Task - Could you copy each line of the entries that contains "content"?

Page and application data records -
= = = = =

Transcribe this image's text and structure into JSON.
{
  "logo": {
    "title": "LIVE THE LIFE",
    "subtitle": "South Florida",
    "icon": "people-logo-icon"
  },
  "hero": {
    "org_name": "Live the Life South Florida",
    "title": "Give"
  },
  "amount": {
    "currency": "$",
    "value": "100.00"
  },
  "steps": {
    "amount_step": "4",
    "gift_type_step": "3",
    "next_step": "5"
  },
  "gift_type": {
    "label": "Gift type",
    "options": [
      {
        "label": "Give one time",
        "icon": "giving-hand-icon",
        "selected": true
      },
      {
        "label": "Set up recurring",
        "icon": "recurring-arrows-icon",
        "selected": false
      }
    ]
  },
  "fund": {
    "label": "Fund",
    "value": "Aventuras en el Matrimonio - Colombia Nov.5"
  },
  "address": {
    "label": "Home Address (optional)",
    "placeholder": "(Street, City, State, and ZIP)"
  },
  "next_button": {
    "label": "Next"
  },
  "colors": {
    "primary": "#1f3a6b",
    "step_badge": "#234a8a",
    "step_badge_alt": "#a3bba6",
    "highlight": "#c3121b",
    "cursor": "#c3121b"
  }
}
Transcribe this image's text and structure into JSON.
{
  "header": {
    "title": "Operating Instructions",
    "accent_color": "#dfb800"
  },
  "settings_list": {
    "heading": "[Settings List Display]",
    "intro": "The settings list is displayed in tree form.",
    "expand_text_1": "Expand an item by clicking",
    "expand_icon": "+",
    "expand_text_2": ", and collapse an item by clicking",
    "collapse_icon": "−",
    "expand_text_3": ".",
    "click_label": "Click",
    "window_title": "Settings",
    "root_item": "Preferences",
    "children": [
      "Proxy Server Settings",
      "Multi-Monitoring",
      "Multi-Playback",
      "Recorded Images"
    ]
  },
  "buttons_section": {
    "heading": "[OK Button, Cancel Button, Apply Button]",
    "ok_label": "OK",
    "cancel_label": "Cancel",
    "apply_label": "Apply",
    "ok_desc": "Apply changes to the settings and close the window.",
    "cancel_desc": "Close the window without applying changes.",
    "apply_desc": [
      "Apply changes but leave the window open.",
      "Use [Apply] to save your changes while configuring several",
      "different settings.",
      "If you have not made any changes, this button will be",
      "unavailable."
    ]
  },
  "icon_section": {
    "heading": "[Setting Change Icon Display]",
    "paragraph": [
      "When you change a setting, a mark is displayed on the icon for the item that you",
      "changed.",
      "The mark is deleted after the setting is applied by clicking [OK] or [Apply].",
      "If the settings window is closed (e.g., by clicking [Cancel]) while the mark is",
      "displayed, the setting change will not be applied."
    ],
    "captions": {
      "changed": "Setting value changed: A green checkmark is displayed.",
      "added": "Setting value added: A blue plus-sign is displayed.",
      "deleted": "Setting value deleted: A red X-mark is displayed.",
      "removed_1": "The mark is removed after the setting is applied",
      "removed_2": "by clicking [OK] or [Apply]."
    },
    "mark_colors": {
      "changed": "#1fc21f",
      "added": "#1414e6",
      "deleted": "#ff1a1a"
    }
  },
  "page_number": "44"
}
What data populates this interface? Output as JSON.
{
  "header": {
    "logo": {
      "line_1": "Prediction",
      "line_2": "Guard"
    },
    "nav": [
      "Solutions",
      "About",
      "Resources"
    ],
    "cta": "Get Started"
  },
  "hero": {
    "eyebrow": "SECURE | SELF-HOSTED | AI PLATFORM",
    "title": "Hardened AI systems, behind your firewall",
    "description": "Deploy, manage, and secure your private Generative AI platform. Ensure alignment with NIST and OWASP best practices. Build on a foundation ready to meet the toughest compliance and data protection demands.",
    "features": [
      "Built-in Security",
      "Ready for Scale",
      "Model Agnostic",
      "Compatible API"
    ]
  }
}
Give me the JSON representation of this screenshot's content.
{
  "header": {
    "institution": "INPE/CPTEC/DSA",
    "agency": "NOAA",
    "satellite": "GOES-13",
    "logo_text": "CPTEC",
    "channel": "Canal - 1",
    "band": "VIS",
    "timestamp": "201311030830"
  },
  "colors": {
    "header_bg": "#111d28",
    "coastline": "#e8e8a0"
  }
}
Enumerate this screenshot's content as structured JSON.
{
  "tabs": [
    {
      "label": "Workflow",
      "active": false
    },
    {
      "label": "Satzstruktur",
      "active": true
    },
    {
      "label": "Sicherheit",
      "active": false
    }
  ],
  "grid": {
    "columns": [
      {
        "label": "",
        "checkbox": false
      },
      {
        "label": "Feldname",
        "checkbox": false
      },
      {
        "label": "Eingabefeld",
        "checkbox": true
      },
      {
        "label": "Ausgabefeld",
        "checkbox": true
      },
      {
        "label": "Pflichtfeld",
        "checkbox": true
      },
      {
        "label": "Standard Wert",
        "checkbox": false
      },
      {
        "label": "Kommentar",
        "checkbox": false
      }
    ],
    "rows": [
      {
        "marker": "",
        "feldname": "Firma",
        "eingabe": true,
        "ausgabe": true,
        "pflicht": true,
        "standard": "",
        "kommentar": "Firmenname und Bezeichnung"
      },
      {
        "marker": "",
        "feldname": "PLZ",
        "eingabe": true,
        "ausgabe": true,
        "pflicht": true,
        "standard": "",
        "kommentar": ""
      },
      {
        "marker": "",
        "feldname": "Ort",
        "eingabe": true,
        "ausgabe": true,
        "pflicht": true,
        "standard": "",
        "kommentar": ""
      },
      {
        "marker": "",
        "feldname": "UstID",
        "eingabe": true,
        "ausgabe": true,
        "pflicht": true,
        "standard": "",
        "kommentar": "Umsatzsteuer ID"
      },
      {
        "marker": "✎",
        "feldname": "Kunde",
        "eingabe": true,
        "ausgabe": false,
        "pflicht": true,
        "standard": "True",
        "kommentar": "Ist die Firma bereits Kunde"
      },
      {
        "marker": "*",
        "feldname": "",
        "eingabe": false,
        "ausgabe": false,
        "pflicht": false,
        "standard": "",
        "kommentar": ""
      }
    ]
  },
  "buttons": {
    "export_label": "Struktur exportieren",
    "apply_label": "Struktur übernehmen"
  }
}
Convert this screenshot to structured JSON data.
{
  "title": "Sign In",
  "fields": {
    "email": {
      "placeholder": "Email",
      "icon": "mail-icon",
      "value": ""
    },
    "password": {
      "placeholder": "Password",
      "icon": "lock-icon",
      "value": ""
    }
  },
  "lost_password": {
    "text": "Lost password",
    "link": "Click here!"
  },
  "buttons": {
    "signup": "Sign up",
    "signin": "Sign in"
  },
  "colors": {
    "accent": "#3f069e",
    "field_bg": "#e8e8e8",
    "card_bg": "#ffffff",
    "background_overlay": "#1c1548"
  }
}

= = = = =

Solution for this exercise -
Give me the JSON representation of this screenshot's content.
Enumerate this screenshot's content as structured JSON.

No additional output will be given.